On 23 September 2014, I gave an invited presentation to a meeting of the Creative Data Club, organised by Sound and Music, the national agency for new music. Also speaking were Chris Unitt from One Further, presenting a study on how arts organisations are using Facebook, Jay Short from inition, showcasing 3D-printed visualisations of social media data, Dan Simpson, talking about his crowdsourcing of poetic composition, and shardcore, telling the hilarious and poignant tale of Alex the twitterbot. Here are the slides, plus a few audience responses and livetweets at the end. The text is based on the same handwritten notes that I extemporised from on the day.
(Photograph by Sound and Music)
Sometimes we just want to get a simple overview of the types of things people are saying. In the case of our SoundCloud analysis, we want to know what people are saying about each other’s tracks.
We’ve made use of http://www.wordle.net/ word clouds to get an overview: what words are people typically using in comments on SoundCloud? Are they positive? descriptive? critical? irrelevant?
Wordcloud of comments taken from a random sample of 150000 SoundCloud users’ comments. Generated using http://www.wordle.net

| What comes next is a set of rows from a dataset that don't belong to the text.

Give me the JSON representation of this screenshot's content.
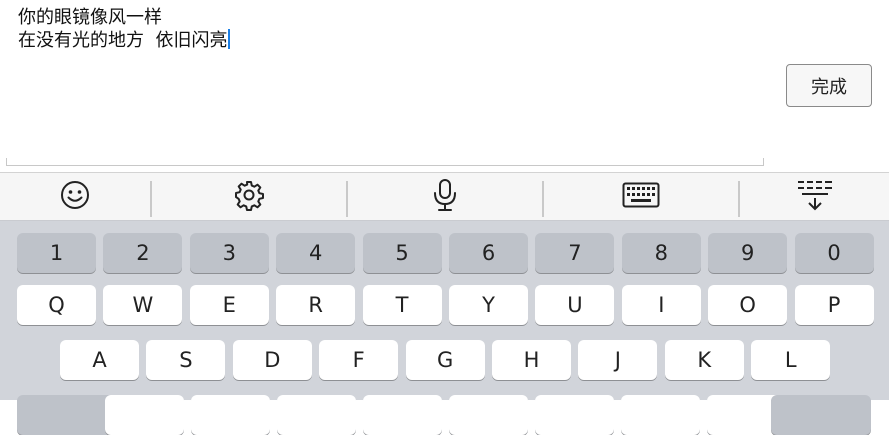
{
  "editor": {
    "lines": [
      "你的眼镜像风一样",
      "在没有光的地方  依旧闪亮"
    ],
    "done_label": "完成"
  },
  "toolbar": {
    "items": [
      {
        "icon": "emoji-icon"
      },
      {
        "icon": "gear-icon"
      },
      {
        "icon": "microphone-icon"
      },
      {
        "icon": "keyboard-icon"
      },
      {
        "icon": "hide-keyboard-icon"
      }
    ]
  },
  "keyboard": {
    "number_row": [
      "1",
      "2",
      "3",
      "4",
      "5",
      "6",
      "7",
      "8",
      "9",
      "0"
    ],
    "row1": [
      "Q",
      "W",
      "E",
      "R",
      "T",
      "Y",
      "U",
      "I",
      "O",
      "P"
    ],
    "row2": [
      "A",
      "S",
      "D",
      "F",
      "G",
      "H",
      "J",
      "K",
      "L"
    ]
  },
  "colors": {
    "caret": "#1a7fe6",
    "keyboard_bg": "#d1d4da",
    "number_key_bg": "#bec2c9"
  }
}
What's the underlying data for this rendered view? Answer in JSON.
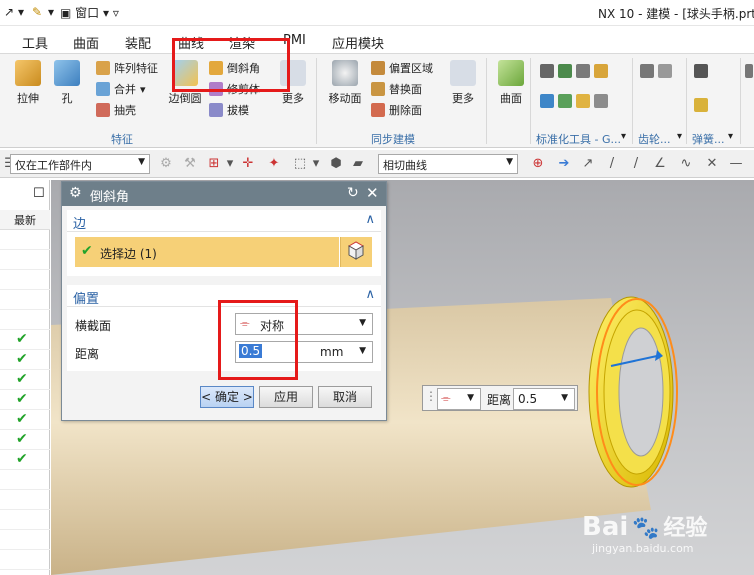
{
  "title_bar": {
    "window_menu": "窗口",
    "title": "NX 10 - 建模 - [球头手柄.prt]"
  },
  "menu_tabs": [
    "工具",
    "曲面",
    "装配",
    "曲线",
    "渲染",
    "PMI",
    "应用模块"
  ],
  "ribbon": {
    "feature_group": {
      "extrude": "拉伸",
      "hole": "孔",
      "pattern_feature": "阵列特征",
      "unite": "合并",
      "shell": "抽壳",
      "edge_blend": "边倒圆",
      "chamfer": "倒斜角",
      "trim_body": "修剪体",
      "draft": "拔模",
      "more": "更多",
      "label": "特征"
    },
    "sync_group": {
      "move_face": "移动面",
      "offset_region": "偏置区域",
      "replace_face": "替换面",
      "delete_face": "删除面",
      "more": "更多",
      "label": "同步建模"
    },
    "surface_group": {
      "surface": "曲面"
    },
    "standard_tools_label": "标准化工具 - G...",
    "gear_label": "齿轮...",
    "spring_label": "弹簧..."
  },
  "selection_bar": {
    "scope": "仅在工作部件内",
    "curve_rule": "相切曲线"
  },
  "navigator": {
    "column_header": "最新",
    "checked_rows": 7
  },
  "dialog": {
    "title": "倒斜角",
    "edge_section": "边",
    "select_edge": "选择边 (1)",
    "offset_section": "偏置",
    "cross_section_label": "横截面",
    "cross_section_value": "对称",
    "distance_label": "距离",
    "distance_value": "0.5",
    "distance_unit": "mm",
    "ok": "< 确定 >",
    "apply": "应用",
    "cancel": "取消"
  },
  "float_bar": {
    "distance_label": "距离",
    "distance_value": "0.5"
  },
  "watermark": {
    "brand": "Bai",
    "brand_cn": "经验",
    "url": "jingyan.baidu.com"
  },
  "colors": {
    "accent": "#2b62a5",
    "highlight": "#e51a1a",
    "selected_row": "#f6d077",
    "edge_ring": "#f2d20e",
    "check": "#22a32a"
  }
}
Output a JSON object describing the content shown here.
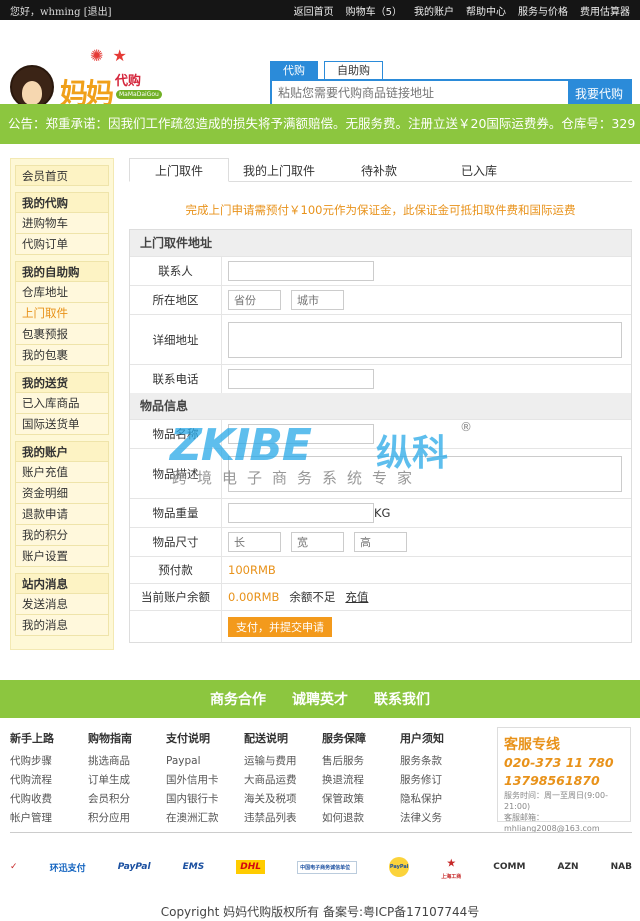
{
  "topbar": {
    "greeting": "您好，whming [退出]",
    "links": [
      "返回首页",
      "购物车（5）",
      "我的账户",
      "帮助中心",
      "服务与价格",
      "费用估算器"
    ]
  },
  "logo": {
    "brand": "妈妈",
    "brand2": "代购",
    "sub": "MaMaDaiGou"
  },
  "search": {
    "tabs": [
      "代购",
      "自助购"
    ],
    "placeholder": "粘贴您需要代购商品链接地址",
    "button": "我要代购"
  },
  "notice": "公告：郑重承诺：因我们工作疏忽造成的损失将予满额赔偿。无服务费。注册立送￥20国际运费券。仓库号：329",
  "sidebar": {
    "home": "会员首页",
    "groups": [
      {
        "title": "我的代购",
        "items": [
          "进购物车",
          "代购订单"
        ]
      },
      {
        "title": "我的自助购",
        "items": [
          "仓库地址",
          "上门取件",
          "包裹预报",
          "我的包裹"
        ]
      },
      {
        "title": "我的送货",
        "items": [
          "已入库商品",
          "国际送货单"
        ]
      },
      {
        "title": "我的账户",
        "items": [
          "账户充值",
          "资金明细",
          "退款申请",
          "我的积分",
          "账户设置"
        ]
      },
      {
        "title": "站内消息",
        "items": [
          "发送消息",
          "我的消息"
        ]
      }
    ]
  },
  "main": {
    "tabs": [
      "上门取件",
      "我的上门取件",
      "待补款",
      "已入库"
    ],
    "warning": "完成上门申请需预付￥100元作为保证金，此保证金可抵扣取件费和国际运费",
    "section1": "上门取件地址",
    "contact_label": "联系人",
    "region_label": "所在地区",
    "province_ph": "省份",
    "city_ph": "城市",
    "address_label": "详细地址",
    "phone_label": "联系电话",
    "section2": "物品信息",
    "item_name_label": "物品名称",
    "item_desc_label": "物品描述",
    "weight_label": "物品重量",
    "weight_unit": "KG",
    "size_label": "物品尺寸",
    "len_ph": "长",
    "wid_ph": "宽",
    "hei_ph": "高",
    "prepay_label": "预付款",
    "prepay_value": "100RMB",
    "balance_label": "当前账户余额",
    "balance_value": "0.00RMB",
    "insufficient": "余额不足",
    "recharge": "充值",
    "submit": "支付，并提交申请"
  },
  "watermark": {
    "big": "ZKIBE",
    "cn": "纵科",
    "sub": "跨境电子商务系统专家",
    "reg": "®"
  },
  "footer": {
    "band": [
      "商务合作",
      "诚聘英才",
      "联系我们"
    ],
    "cols": [
      {
        "title": "新手上路",
        "items": [
          "代购步骤",
          "代购流程",
          "代购收费",
          "帐户管理"
        ]
      },
      {
        "title": "购物指南",
        "items": [
          "挑选商品",
          "订单生成",
          "会员积分",
          "积分应用"
        ]
      },
      {
        "title": "支付说明",
        "items": [
          "Paypal",
          "国外信用卡",
          "国内银行卡",
          "在澳洲汇款"
        ]
      },
      {
        "title": "配送说明",
        "items": [
          "运输与费用",
          "大商品运费",
          "海关及税项",
          "违禁品列表"
        ]
      },
      {
        "title": "服务保障",
        "items": [
          "售后服务",
          "换退流程",
          "保管政策",
          "如何退款"
        ]
      },
      {
        "title": "用户须知",
        "items": [
          "服务条款",
          "服务修订",
          "隐私保护",
          "法律义务"
        ]
      }
    ],
    "service": {
      "title": "客服专线",
      "phone1": "020-373 11 780",
      "phone2": "13798561870",
      "hours": "服务时间：周一至周日(9:00-21:00)",
      "email": "客服邮箱：mhliang2008@163.com"
    },
    "logos": [
      "✓",
      "环迅支付",
      "PayPal",
      "EMS",
      "DHL",
      "中国电子商务诚信单位",
      "PayPal",
      "上海工商",
      "COMM",
      "AZN",
      "NAB"
    ],
    "copyright": "Copyright 妈妈代购版权所有 备案号:粤ICP备17107744号"
  }
}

Wanting to find out what was typical SoundCloud behaviour – as opposed to what our case study users were doing – we took a random sample of 150000 SoundCloud accounts earlier this year and downloaded their profile data, plus the profile data of everyone they were following (plus some other stuff, but that’s for another time). One of the things we did with this data was to construct a social network graph showing ‘follow’ relationships at city level: every time our computer program found that a sampled user self-identified with city A followed a user self-identified with city B, it created an ‘arc’ (represented with an arrow) from city A to city B. We then combined all the arcs so that instead of, say, 2000 arcs from city A to city B, there would now be a single arc with a ‘weight’ of 2000. We then imported this data into Gephi, sized the nodes representing cities to reflect the total weight of all the incoming arcs, positioned them with the Force Atlas algorithm, and used the Louvain community detection method to identify ‘clusters’, where a cluster is a group of nodes that are better connected to each other than they are to nodes from outside the group. And here’s the result, with five colours to represent the five clusters.

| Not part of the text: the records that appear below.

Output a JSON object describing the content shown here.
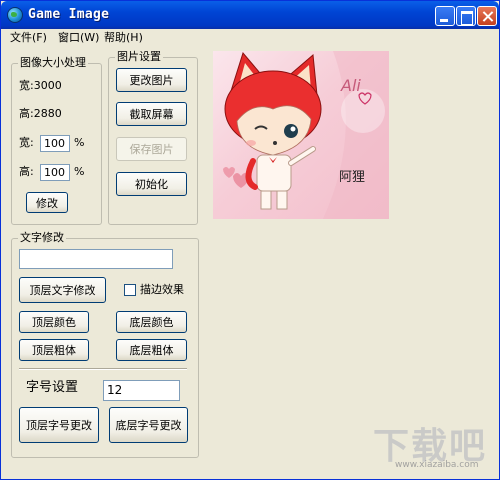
{
  "window": {
    "title": "Game Image"
  },
  "menu": {
    "items": [
      "文件(F)",
      "窗口(W)",
      "帮助(H)"
    ]
  },
  "image_size": {
    "label": "图像大小处理",
    "width_info": "宽:3000",
    "height_info": "高:2880",
    "width_label": "宽:",
    "width_value": "100",
    "height_label": "高:",
    "height_value": "100",
    "percent": "%",
    "modify_button": "修改"
  },
  "picture_settings": {
    "label": "图片设置",
    "change_button": "更改图片",
    "capture_button": "截取屏幕",
    "save_button": "保存图片",
    "init_button": "初始化"
  },
  "preview": {
    "caption": "阿狸",
    "logo_text": "Ali"
  },
  "text_edit": {
    "label": "文字修改",
    "text_value": "",
    "top_text_button": "顶层文字修改",
    "outline_label": "描边效果",
    "outline_checked": false,
    "top_color_button": "顶层颜色",
    "bottom_color_button": "底层颜色",
    "top_bold_button": "顶层粗体",
    "bottom_bold_button": "底层粗体",
    "font_size_label": "字号设置",
    "font_size_value": "12",
    "top_font_button": "顶层字号更改",
    "bottom_font_button": "底层字号更改"
  },
  "watermark": {
    "text": "下载吧",
    "url": "www.xiazaiba.com"
  }
}
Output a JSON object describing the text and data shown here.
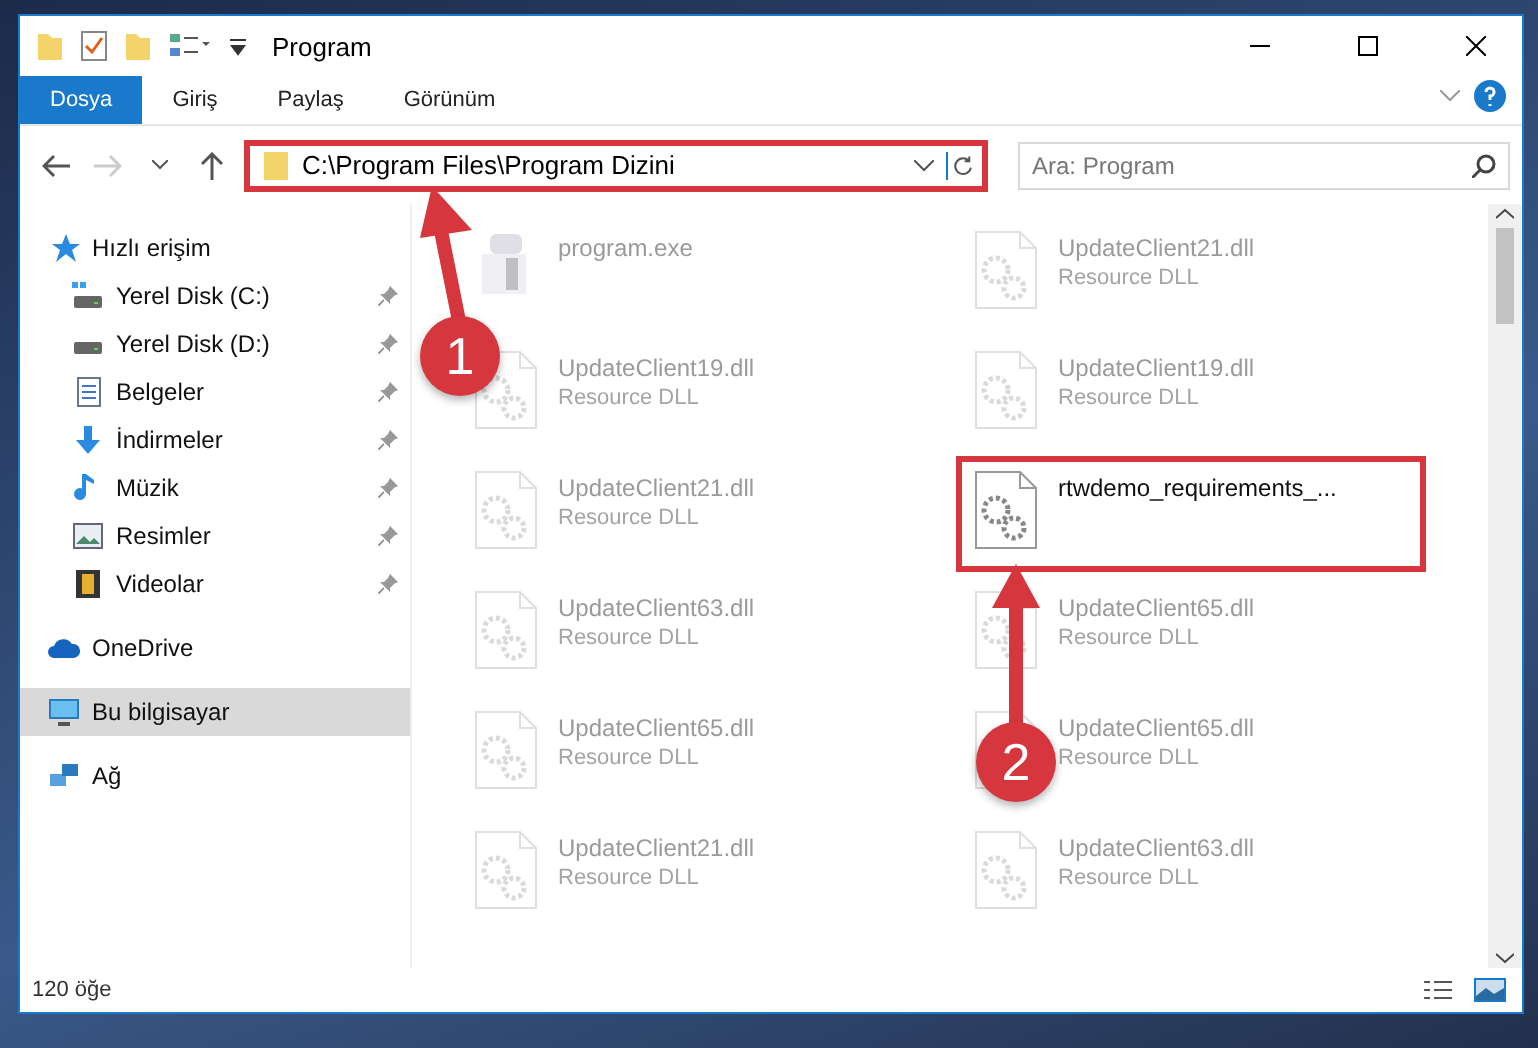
{
  "window": {
    "title": "Program"
  },
  "ribbon_tabs": [
    {
      "label": "Dosya",
      "selected": true
    },
    {
      "label": "Giriş",
      "selected": false
    },
    {
      "label": "Paylaş",
      "selected": false
    },
    {
      "label": "Görünüm",
      "selected": false
    }
  ],
  "address": {
    "path": "C:\\Program Files\\Program Dizini",
    "outlined": true
  },
  "search": {
    "placeholder": "Ara: Program"
  },
  "sidebar": [
    {
      "label": "Hızlı erişim",
      "kind": "star",
      "selected": false,
      "children": [
        {
          "label": "Yerel Disk (C:)",
          "kind": "disk-c",
          "pinned": true,
          "selected": false
        },
        {
          "label": "Yerel Disk (D:)",
          "kind": "disk",
          "pinned": true,
          "selected": false
        },
        {
          "label": "Belgeler",
          "kind": "doc",
          "pinned": true,
          "selected": false
        },
        {
          "label": "İndirmeler",
          "kind": "download",
          "pinned": true,
          "selected": false
        },
        {
          "label": "Müzik",
          "kind": "music",
          "pinned": true,
          "selected": false
        },
        {
          "label": "Resimler",
          "kind": "picture",
          "pinned": true,
          "selected": false
        },
        {
          "label": "Videolar",
          "kind": "video",
          "pinned": true,
          "selected": false
        }
      ]
    },
    {
      "label": "OneDrive",
      "kind": "cloud",
      "selected": false
    },
    {
      "label": "Bu bilgisayar",
      "kind": "pc",
      "selected": true
    },
    {
      "label": "Ağ",
      "kind": "network",
      "selected": false
    }
  ],
  "files": [
    {
      "name": "program.exe",
      "kind": "exe",
      "dimmed": true,
      "outlined": false
    },
    {
      "name": "UpdateClient21.dll",
      "type": "Resource DLL",
      "kind": "dll",
      "dimmed": true,
      "outlined": false
    },
    {
      "name": "UpdateClient19.dll",
      "type": "Resource DLL",
      "kind": "dll",
      "dimmed": true,
      "outlined": false
    },
    {
      "name": "UpdateClient19.dll",
      "type": "Resource DLL",
      "kind": "dll",
      "dimmed": true,
      "outlined": false
    },
    {
      "name": "UpdateClient21.dll",
      "type": "Resource DLL",
      "kind": "dll",
      "dimmed": true,
      "outlined": false
    },
    {
      "name": "rtwdemo_requirements_...",
      "kind": "dll",
      "dimmed": false,
      "outlined": true
    },
    {
      "name": "UpdateClient63.dll",
      "type": "Resource DLL",
      "kind": "dll",
      "dimmed": true,
      "outlined": false
    },
    {
      "name": "UpdateClient65.dll",
      "type": "Resource DLL",
      "kind": "dll",
      "dimmed": true,
      "outlined": false
    },
    {
      "name": "UpdateClient65.dll",
      "type": "Resource DLL",
      "kind": "dll",
      "dimmed": true,
      "outlined": false
    },
    {
      "name": "UpdateClient65.dll",
      "type": "Resource DLL",
      "kind": "dll",
      "dimmed": true,
      "outlined": false
    },
    {
      "name": "UpdateClient21.dll",
      "type": "Resource DLL",
      "kind": "dll",
      "dimmed": true,
      "outlined": false
    },
    {
      "name": "UpdateClient63.dll",
      "type": "Resource DLL",
      "kind": "dll",
      "dimmed": true,
      "outlined": false
    }
  ],
  "status_bar": {
    "count": "120 öğe"
  },
  "annotations": [
    {
      "number": "1"
    },
    {
      "number": "2"
    }
  ]
}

In my previous post on this topic, I introduced a problem – how to understand the work that explicit genre categorisations are made to do by people uploading tracks to the SoundCloud audio-sharing website – and a potential solution – identifying the three categories most frequently used by each individual in a sample and studying regularities in the ways in which pairs of categories tend to pop up within the same group of three. I also presented some partial and preliminary findings in the form of a matrix comparing co-occurrences of the five genre categories most frequently used by people within an initial sample. And I either glossed over or left unmentioned a slew of problems, some of which we’ve been more successful in addressing than others at present (because these are only blog posts, and we haven’t finished the research yet). The biggest problem is the sample itself: the analysis was done on the basis of a snowball sample, when a random sample would be more appropriate. Hence the provisionality of all this. The analysis will be redone soon on the basis of a sample that will enable us to make more robust claims, but in the meantime I wanted to share our thought processes and working methods with the world because – quite apart from anything else – I’m excited about the patterns that are emerging.

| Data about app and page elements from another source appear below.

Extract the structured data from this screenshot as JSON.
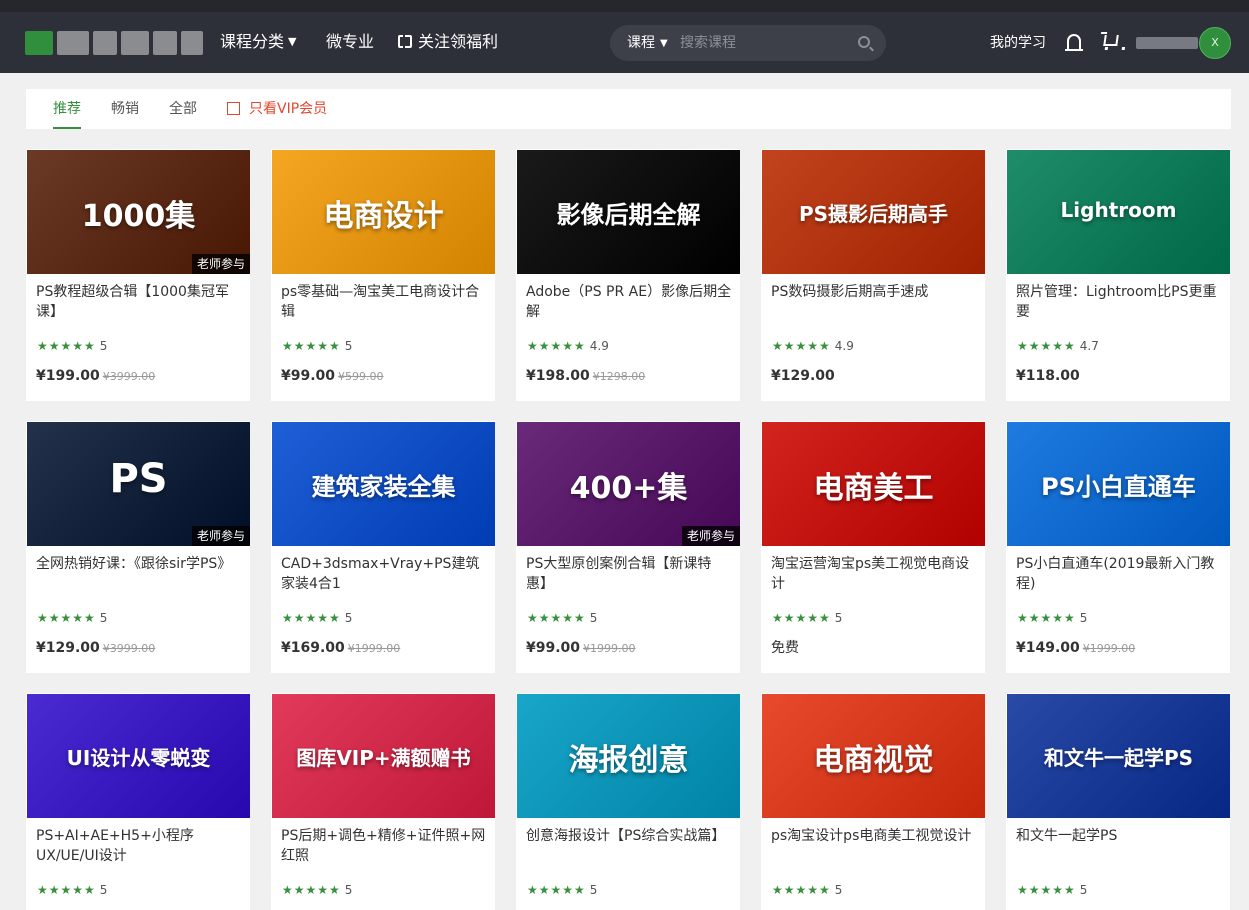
{
  "header": {
    "nav": {
      "category_label": "课程分类",
      "micro_major_label": "微专业",
      "follow_label": "关注领福利"
    },
    "search": {
      "category": "课程",
      "placeholder": "搜索课程"
    },
    "my_learning_label": "我的学习",
    "avatar_text": "X"
  },
  "filters": {
    "tabs": [
      {
        "label": "推荐"
      },
      {
        "label": "畅销"
      },
      {
        "label": "全部"
      }
    ],
    "vip_only_label": "只看VIP会员"
  },
  "courses": [
    {
      "title": "PS教程超级合辑【1000集冠军课】",
      "rating": "5",
      "price": "¥199.00",
      "orig_price": "¥3999.00",
      "badge": "老师参与",
      "thumb_text": "1000集",
      "thumb_color": "#6b3a26"
    },
    {
      "title": "ps零基础—淘宝美工电商设计合辑",
      "rating": "5",
      "price": "¥99.00",
      "orig_price": "¥599.00",
      "badge": "",
      "thumb_text": "电商设计",
      "thumb_color": "#f5a623"
    },
    {
      "title": "Adobe（PS PR AE）影像后期全解",
      "rating": "4.9",
      "price": "¥198.00",
      "orig_price": "¥1298.00",
      "badge": "",
      "thumb_text": "影像后期全解",
      "thumb_color": "#1a1a1a"
    },
    {
      "title": "PS数码摄影后期高手速成",
      "rating": "4.9",
      "price": "¥129.00",
      "orig_price": "",
      "badge": "",
      "thumb_text": "PS摄影后期高手",
      "thumb_color": "#c2441e"
    },
    {
      "title": "照片管理：Lightroom比PS更重要",
      "rating": "4.7",
      "price": "¥118.00",
      "orig_price": "",
      "badge": "",
      "thumb_text": "Lightroom",
      "thumb_color": "#1f8c6a"
    },
    {
      "title": "全网热销好课：《跟徐sir学PS》",
      "rating": "5",
      "price": "¥129.00",
      "orig_price": "¥3999.00",
      "badge": "老师参与",
      "thumb_text": "PS",
      "thumb_color": "#23324a"
    },
    {
      "title": "CAD+3dsmax+Vray+PS建筑家装4合1",
      "rating": "5",
      "price": "¥169.00",
      "orig_price": "¥1999.00",
      "badge": "",
      "thumb_text": "建筑家装全集",
      "thumb_color": "#1f5fd6"
    },
    {
      "title": "PS大型原创案例合辑【新课特惠】",
      "rating": "5",
      "price": "¥99.00",
      "orig_price": "¥1999.00",
      "badge": "老师参与",
      "thumb_text": "400+集",
      "thumb_color": "#6a2a7a"
    },
    {
      "title": "淘宝运营淘宝ps美工视觉电商设计",
      "rating": "5",
      "price": "免费",
      "orig_price": "",
      "badge": "",
      "thumb_text": "电商美工",
      "thumb_color": "#d3241e"
    },
    {
      "title": "PS小白直通车(2019最新入门教程)",
      "rating": "5",
      "price": "¥149.00",
      "orig_price": "¥1999.00",
      "badge": "",
      "thumb_text": "PS小白直通车",
      "thumb_color": "#1f7be0"
    },
    {
      "title": "PS+AI+AE+H5+小程序UX/UE/UI设计",
      "rating": "5",
      "price": "",
      "orig_price": "",
      "badge": "",
      "thumb_text": "UI设计从零蜕变",
      "thumb_color": "#4a2bd1"
    },
    {
      "title": "PS后期+调色+精修+证件照+网红照",
      "rating": "5",
      "price": "",
      "orig_price": "",
      "badge": "",
      "thumb_text": "图库VIP+满额赠书",
      "thumb_color": "#e23a5a"
    },
    {
      "title": "创意海报设计【PS综合实战篇】",
      "rating": "5",
      "price": "",
      "orig_price": "",
      "badge": "",
      "thumb_text": "海报创意",
      "thumb_color": "#19a6c9"
    },
    {
      "title": "ps淘宝设计ps电商美工视觉设计",
      "rating": "5",
      "price": "",
      "orig_price": "",
      "badge": "",
      "thumb_text": "电商视觉",
      "thumb_color": "#e84a2e"
    },
    {
      "title": "和文牛一起学PS",
      "rating": "5",
      "price": "",
      "orig_price": "",
      "badge": "",
      "thumb_text": "和文牛一起学PS",
      "thumb_color": "#2a4aa8"
    }
  ]
}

One of the problems you’re always going to face when studying electronic music is the need to decide what you think ‘electronic music’ means. It’s a question of genre, and as Paul DiMaggio acknowledged in one of his most influential papers, genre is at once a formal and a social concept: